The name Guanacaste originates from the language of the indigenous Nicarao people,  Nahuatl, and literally means ‘Tree of Ears’  or ‘Tree that Listens’ (from ‘Guautil‘ -tree, and  ’Nacaztli’ – ear). Legend recounts the Nicarao would not talk near the tree due to the large ear shaped seed pods, which could hear their words and betray them to their gods.  Modern English finds the roots of words such as avocado, chocolate, coyote and tomato in Nahuatl, an Aztec language which originated in Mexico in the 7th Century and is still spoken today in some areas.

The tree itself can be very large, up to 35m (115ft) high, with a thick trunk and a large canopy span, creating excellent shade which nowadays is used for shelter for grazing cattle or shade for growing coffee.  The water resistant wood is sought after by furniture makers being both lightweight and incredibly stable, even when cutting across the trunk to create round slabs, and it is common to find these slab tables in many of the traditional restaurants and bars in Nicaragua.

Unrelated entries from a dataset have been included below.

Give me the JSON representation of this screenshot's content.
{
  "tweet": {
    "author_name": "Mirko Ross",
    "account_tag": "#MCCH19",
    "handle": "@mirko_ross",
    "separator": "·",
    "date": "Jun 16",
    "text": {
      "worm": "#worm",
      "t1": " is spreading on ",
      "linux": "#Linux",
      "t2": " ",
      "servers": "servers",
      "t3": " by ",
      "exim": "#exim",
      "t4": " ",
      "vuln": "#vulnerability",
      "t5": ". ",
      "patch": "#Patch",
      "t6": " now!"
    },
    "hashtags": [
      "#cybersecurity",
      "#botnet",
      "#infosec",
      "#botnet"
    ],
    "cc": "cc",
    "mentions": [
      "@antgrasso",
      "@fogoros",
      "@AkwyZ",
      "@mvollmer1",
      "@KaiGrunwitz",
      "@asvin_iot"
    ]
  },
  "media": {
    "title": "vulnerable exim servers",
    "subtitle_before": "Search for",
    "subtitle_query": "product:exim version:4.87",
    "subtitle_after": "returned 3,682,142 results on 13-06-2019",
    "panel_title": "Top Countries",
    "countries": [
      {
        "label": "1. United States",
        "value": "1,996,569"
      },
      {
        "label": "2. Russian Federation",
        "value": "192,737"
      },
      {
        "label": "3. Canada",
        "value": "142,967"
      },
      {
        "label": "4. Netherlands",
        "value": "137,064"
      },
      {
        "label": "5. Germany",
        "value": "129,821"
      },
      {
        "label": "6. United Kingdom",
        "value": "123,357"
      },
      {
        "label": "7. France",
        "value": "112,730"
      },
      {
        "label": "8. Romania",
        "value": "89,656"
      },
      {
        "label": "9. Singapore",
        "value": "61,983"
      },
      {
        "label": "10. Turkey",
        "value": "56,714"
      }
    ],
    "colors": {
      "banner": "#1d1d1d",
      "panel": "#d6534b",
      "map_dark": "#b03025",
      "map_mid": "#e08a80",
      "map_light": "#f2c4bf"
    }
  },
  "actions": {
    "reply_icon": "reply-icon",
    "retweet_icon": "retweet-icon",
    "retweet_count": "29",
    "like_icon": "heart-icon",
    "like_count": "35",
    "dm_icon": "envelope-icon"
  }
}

Seeds can be boiled and eaten, as they often are in Mexico, and are visually interesting enough to be made into jewellery in some areas. The seedpods rarely move by themselves, as the mammals that orginally ate and transferred the seeds to new areas, such as huge ground sloths, have been extinct for many thousands of years. The flowers are excellent at attracting bees and are therefore the adult tree is popular for honey producers.

Above all else, this majestic tree captures the imagination and illustrates the awe of nature with its remarkable size and peaceful serenity.

- Jon

Photo of a Guanacaste (above): Jon Beer

Guanacaste seed pods and seeds. Photo credit: Hacienda Guachipelin

Chris standing at the base of a large Guanacaste. Photo credit: Jon Beer